### What is required:
Each line below should be repeated exactly, but no picture should be carried over.

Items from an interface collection
##############################
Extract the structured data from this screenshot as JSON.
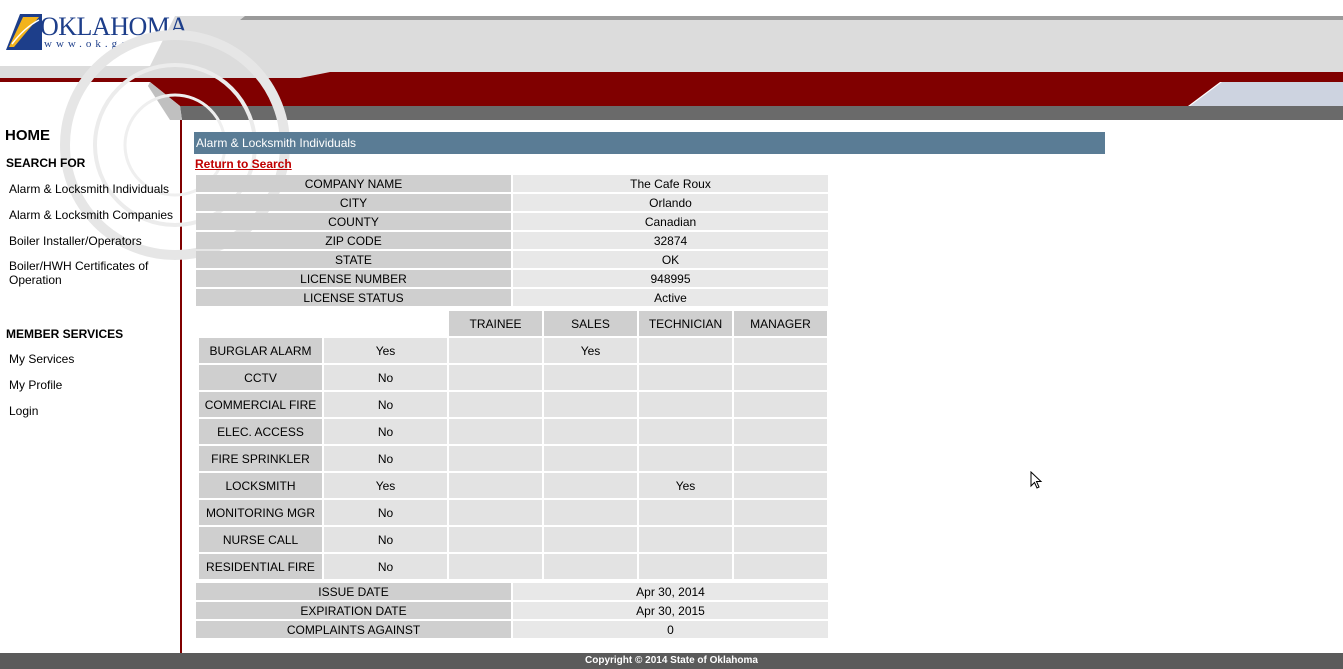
{
  "header": {
    "logo_text": "OKLAHOMA",
    "logo_url": "www.ok.gov"
  },
  "sidebar": {
    "home": "HOME",
    "search_heading": "SEARCH FOR",
    "search_items": [
      "Alarm & Locksmith Individuals",
      "Alarm & Locksmith Companies",
      "Boiler Installer/Operators",
      "Boiler/HWH Certificates of Operation"
    ],
    "member_heading": "MEMBER SERVICES",
    "member_items": [
      "My Services",
      "My Profile",
      "Login"
    ]
  },
  "content": {
    "section_title": "Alarm & Locksmith Individuals",
    "return_link": "Return to Search",
    "info": [
      {
        "label": "COMPANY NAME",
        "value": "The Cafe Roux"
      },
      {
        "label": "CITY",
        "value": "Orlando"
      },
      {
        "label": "COUNTY",
        "value": "Canadian"
      },
      {
        "label": "ZIP CODE",
        "value": "32874"
      },
      {
        "label": "STATE",
        "value": "OK"
      },
      {
        "label": "LICENSE NUMBER",
        "value": "948995"
      },
      {
        "label": "LICENSE STATUS",
        "value": "Active"
      }
    ],
    "category_headers": [
      "TRAINEE",
      "SALES",
      "TECHNICIAN",
      "MANAGER"
    ],
    "categories": [
      {
        "name": "BURGLAR ALARM",
        "held": "Yes",
        "trainee": "",
        "sales": "Yes",
        "technician": "",
        "manager": ""
      },
      {
        "name": "CCTV",
        "held": "No",
        "trainee": "",
        "sales": "",
        "technician": "",
        "manager": ""
      },
      {
        "name": "COMMERCIAL FIRE",
        "held": "No",
        "trainee": "",
        "sales": "",
        "technician": "",
        "manager": ""
      },
      {
        "name": "ELEC. ACCESS",
        "held": "No",
        "trainee": "",
        "sales": "",
        "technician": "",
        "manager": ""
      },
      {
        "name": "FIRE SPRINKLER",
        "held": "No",
        "trainee": "",
        "sales": "",
        "technician": "",
        "manager": ""
      },
      {
        "name": "LOCKSMITH",
        "held": "Yes",
        "trainee": "",
        "sales": "",
        "technician": "Yes",
        "manager": ""
      },
      {
        "name": "MONITORING MGR",
        "held": "No",
        "trainee": "",
        "sales": "",
        "technician": "",
        "manager": ""
      },
      {
        "name": "NURSE CALL",
        "held": "No",
        "trainee": "",
        "sales": "",
        "technician": "",
        "manager": ""
      },
      {
        "name": "RESIDENTIAL FIRE",
        "held": "No",
        "trainee": "",
        "sales": "",
        "technician": "",
        "manager": ""
      }
    ],
    "dates": [
      {
        "label": "ISSUE DATE",
        "value": "Apr 30, 2014"
      },
      {
        "label": "EXPIRATION DATE",
        "value": "Apr 30, 2015"
      },
      {
        "label": "COMPLAINTS AGAINST",
        "value": "0"
      }
    ]
  },
  "footer": {
    "copyright": "Copyright © 2014 State of Oklahoma"
  },
  "colors": {
    "brand_red": "#800000",
    "bar_blue": "#5a7c95",
    "link_red": "#c00000"
  }
}
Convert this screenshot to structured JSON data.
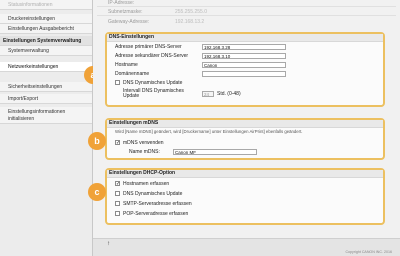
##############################
### Solved exercise:
Extract the structured data from this screenshot as JSON.
{
  "header": {
    "logo_text": "OKLAHOMA",
    "logo_url": "www.ok.gov"
  },
  "sidebar": {
    "home": "HOME",
    "search_heading": "SEARCH FOR",
    "search_items": [
      "Alarm & Locksmith Individuals",
      "Alarm & Locksmith Companies",
      "Boiler Installer/Operators",
      "Boiler/HWH Certificates of Operation"
    ],
    "member_heading": "MEMBER SERVICES",
    "member_items": [
      "My Services",
      "My Profile",
      "Login"
    ]
  },
  "content": {
    "section_title": "Alarm & Locksmith Individuals",
    "return_link": "Return to Search",
    "info": [
      {
        "label": "COMPANY NAME",
        "value": "The Cafe Roux"
      },
      {
        "label": "CITY",
        "value": "Orlando"
      },
      {
        "label": "COUNTY",
        "value": "Canadian"
      },
      {
        "label": "ZIP CODE",
        "value": "32874"
      },
      {
        "label": "STATE",
        "value": "OK"
      },
      {
        "label": "LICENSE NUMBER",
        "value": "948995"
      },
      {
        "label": "LICENSE STATUS",
        "value": "Active"
      }
    ],
    "category_headers": [
      "TRAINEE",
      "SALES",
      "TECHNICIAN",
      "MANAGER"
    ],
    "categories": [
      {
        "name": "BURGLAR ALARM",
        "held": "Yes",
        "trainee": "",
        "sales": "Yes",
        "technician": "",
        "manager": ""
      },
      {
        "name": "CCTV",
        "held": "No",
        "trainee": "",
        "sales": "",
        "technician": "",
        "manager": ""
      },
      {
        "name": "COMMERCIAL FIRE",
        "held": "No",
        "trainee": "",
        "sales": "",
        "technician": "",
        "manager": ""
      },
      {
        "name": "ELEC. ACCESS",
        "held": "No",
        "trainee": "",
        "sales": "",
        "technician": "",
        "manager": ""
      },
      {
        "name": "FIRE SPRINKLER",
        "held": "No",
        "trainee": "",
        "sales": "",
        "technician": "",
        "manager": ""
      },
      {
        "name": "LOCKSMITH",
        "held": "Yes",
        "trainee": "",
        "sales": "",
        "technician": "Yes",
        "manager": ""
      },
      {
        "name": "MONITORING MGR",
        "held": "No",
        "trainee": "",
        "sales": "",
        "technician": "",
        "manager": ""
      },
      {
        "name": "NURSE CALL",
        "held": "No",
        "trainee": "",
        "sales": "",
        "technician": "",
        "manager": ""
      },
      {
        "name": "RESIDENTIAL FIRE",
        "held": "No",
        "trainee": "",
        "sales": "",
        "technician": "",
        "manager": ""
      }
    ],
    "dates": [
      {
        "label": "ISSUE DATE",
        "value": "Apr 30, 2014"
      },
      {
        "label": "EXPIRATION DATE",
        "value": "Apr 30, 2015"
      },
      {
        "label": "COMPLAINTS AGAINST",
        "value": "0"
      }
    ]
  },
  "footer": {
    "copyright": "Copyright © 2014 State of Oklahoma"
  },
  "colors": {
    "brand_red": "#800000",
    "bar_blue": "#5a7c95",
    "link_red": "#c00000"
  }
}
Convert this screenshot to structured JSON data.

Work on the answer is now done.